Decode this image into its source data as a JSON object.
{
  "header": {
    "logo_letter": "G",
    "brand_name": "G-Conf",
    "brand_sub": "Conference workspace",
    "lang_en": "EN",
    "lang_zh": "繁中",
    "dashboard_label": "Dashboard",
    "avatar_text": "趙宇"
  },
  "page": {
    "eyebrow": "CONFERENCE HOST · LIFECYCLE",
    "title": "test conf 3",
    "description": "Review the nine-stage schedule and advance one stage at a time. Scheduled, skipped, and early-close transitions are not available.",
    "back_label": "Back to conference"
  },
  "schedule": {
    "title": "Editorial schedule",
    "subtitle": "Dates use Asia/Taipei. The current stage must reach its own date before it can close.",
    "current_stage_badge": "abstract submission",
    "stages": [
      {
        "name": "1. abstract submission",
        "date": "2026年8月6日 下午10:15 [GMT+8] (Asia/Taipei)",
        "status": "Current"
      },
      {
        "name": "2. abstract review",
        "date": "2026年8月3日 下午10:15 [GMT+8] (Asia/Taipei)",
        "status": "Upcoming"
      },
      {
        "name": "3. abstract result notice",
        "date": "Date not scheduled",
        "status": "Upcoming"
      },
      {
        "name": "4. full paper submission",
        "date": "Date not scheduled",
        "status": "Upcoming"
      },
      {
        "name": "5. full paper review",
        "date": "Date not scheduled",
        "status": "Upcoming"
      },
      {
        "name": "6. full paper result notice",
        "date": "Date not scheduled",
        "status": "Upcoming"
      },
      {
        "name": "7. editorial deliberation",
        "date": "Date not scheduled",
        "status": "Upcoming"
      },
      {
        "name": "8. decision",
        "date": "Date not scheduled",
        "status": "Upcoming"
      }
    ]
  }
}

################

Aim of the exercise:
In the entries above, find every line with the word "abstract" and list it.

Response area:
    "current_stage_badge": "abstract submission",
        "name": "1. abstract submission",
        "name": "2. abstract review",
        "name": "3. abstract result notice",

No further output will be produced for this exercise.